- The trustee should consider the company’s ability to service the debt if projections are not met.
- Documentation should be detailed. While documentation of the valuation analysis may appear to be burdensome, making the effort to document the valuation review process at the time of the transaction can only benefit the valuation advisor and the trustee in later years.
The other significant legal development for closely held company ESOPs in recent years concerns indemnification, ironically also in the case involving Sierra Aluminum and GrratBanc. In Harris v. GreatBanc Trust Co., Sierra Aluminum Co., & Sierra Aluminum ESOP, No. 5:12-cv-01648-R (C.D. Cal. Mar. 15, 2013), a district court ruled that GreatBanc could be indemnified for its role as the ESOP fiduciary. The decision is significant in that it occurred in the one circuit (the Ninth) that has taken the position that indemnification should not be allowed, especially in a 100% ESOP. In Johnson v. Couturier, 572 F.3d 1067 (9th Cir. 2009), the court ruled that ESOP plan assets were not distinguishable from company assets. If plaintiffs prevailed but the company’s indemnification had paid out millions in legal fees to defendants (as was the case here), the plaintiffs would have a very hollow victory. In that same circuit, in Fernandez et al. v. K-M Industries Holding Co., No. C 06-7339 CW (N.D. Cal. Aug. 21, 2009), a court that an indemnification agreement did not apply in the case of a 42% ESOP because if alleged ERISA violations concerning an improper valuation were sustained, the indemnification would harm the value of participant stock.
These decisions seemed to make indemnification largely moot, but in the GreatBanc case the court ruled that regulations (29 C.F.R. § 2510.3-101(h)(3)) of ERISA Section 410 state that in the case of an ESOP, the plan’s assets and the company assets are treated as separate. In Couturier, the Harris court said, the company had already been liquidated and was thus no longer an operating company. The court also distinguished this case from Couturier in that in Couturier, plaintiffs had already shown likelihood to prevail on fiduciary charges, something that could not be said of this case. Finally, the Couturier case involved no exceptions for breaches of fiduciary duty, as was the case here, but only for “gross negligence” and “willful misconduct.”
Other courts in other circuits have not weighed in on this issue. Certainly a good argument can be made that if indemnification means that plaintiffs will lose a substantial amount of a settlement agreement because there is no money to pay, it seems compelling indemnification should not apply. That would not be the case if the company had other available assets. In any event, ESOP advisors now caution clients that indemnification may have limited value and that they should rely primarily on adequate fiduciary insurance.
In recent years, the Department of Labor has been more aggressive in pursuing what it perceives as valuation abuses in ESOP companies. While there have been a few more court cases and settlements per year than normal, a typical year finds only a handful of these out of the 6,500 or so ESOPs in closely held companies.

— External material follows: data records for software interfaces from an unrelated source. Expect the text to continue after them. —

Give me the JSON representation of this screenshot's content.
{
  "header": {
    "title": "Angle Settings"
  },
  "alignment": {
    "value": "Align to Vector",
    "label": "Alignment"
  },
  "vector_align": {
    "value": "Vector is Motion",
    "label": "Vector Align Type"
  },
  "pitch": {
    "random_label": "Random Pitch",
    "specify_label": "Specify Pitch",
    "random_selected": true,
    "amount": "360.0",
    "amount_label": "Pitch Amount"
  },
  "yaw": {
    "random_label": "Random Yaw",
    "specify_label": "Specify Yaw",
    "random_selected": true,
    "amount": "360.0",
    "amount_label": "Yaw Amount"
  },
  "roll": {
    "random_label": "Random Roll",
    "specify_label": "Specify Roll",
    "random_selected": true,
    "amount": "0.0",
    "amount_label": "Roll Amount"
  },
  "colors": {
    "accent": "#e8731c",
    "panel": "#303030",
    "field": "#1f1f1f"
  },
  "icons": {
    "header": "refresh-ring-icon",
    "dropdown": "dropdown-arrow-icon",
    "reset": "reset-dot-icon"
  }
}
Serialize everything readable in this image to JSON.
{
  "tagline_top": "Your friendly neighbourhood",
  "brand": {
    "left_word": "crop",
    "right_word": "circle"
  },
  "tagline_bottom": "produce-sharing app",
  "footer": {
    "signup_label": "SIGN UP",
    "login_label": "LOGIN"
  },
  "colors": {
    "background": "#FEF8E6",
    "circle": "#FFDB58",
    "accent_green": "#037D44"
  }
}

A comprehensive study by the NCEO found that the default rate on leveraged ESOPs (those that borrow money to buy stock, which most do) is just .2% per year, way below other LBOs. If valuations really were routinely excessive, this number would be higher as the debt burden would be unrealistic.

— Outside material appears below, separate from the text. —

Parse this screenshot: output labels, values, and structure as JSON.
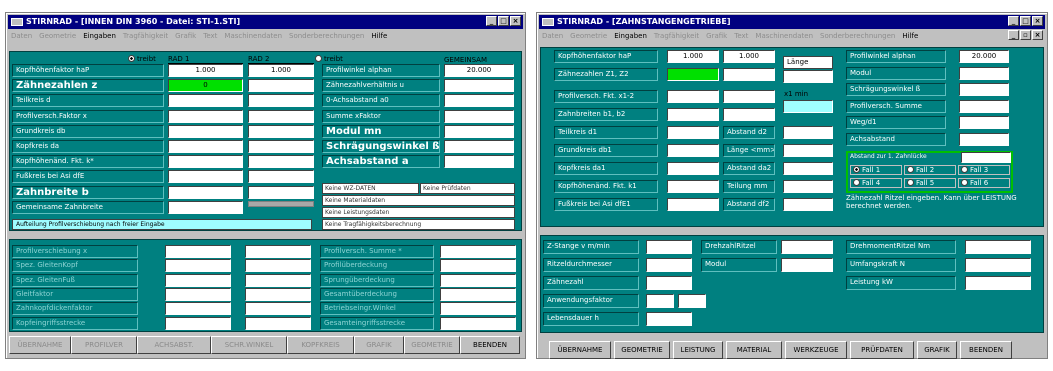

Other ESOP litigation has been relatively mundane, focusing either on administrative errors or the occasional fraudulent behavior. Indemnification could become a more important issue, but companies can (and should) resolve that with proper fiduciary insurance.
The future for company stock in public company retirement plans, mostly 401(k) plan, is far less certain. There has been a steady decline in how many companies offer this and how much those that do rely on it. Even for advocates of employee ownership, however, this is not necessarily a bad thing. Good ESOP companies have secondary diversified retirement plans—in fact, ESOP companies are more likely to have a diversified retirement plan than other companies are to have any plan. That is a best practice we strongly encourage.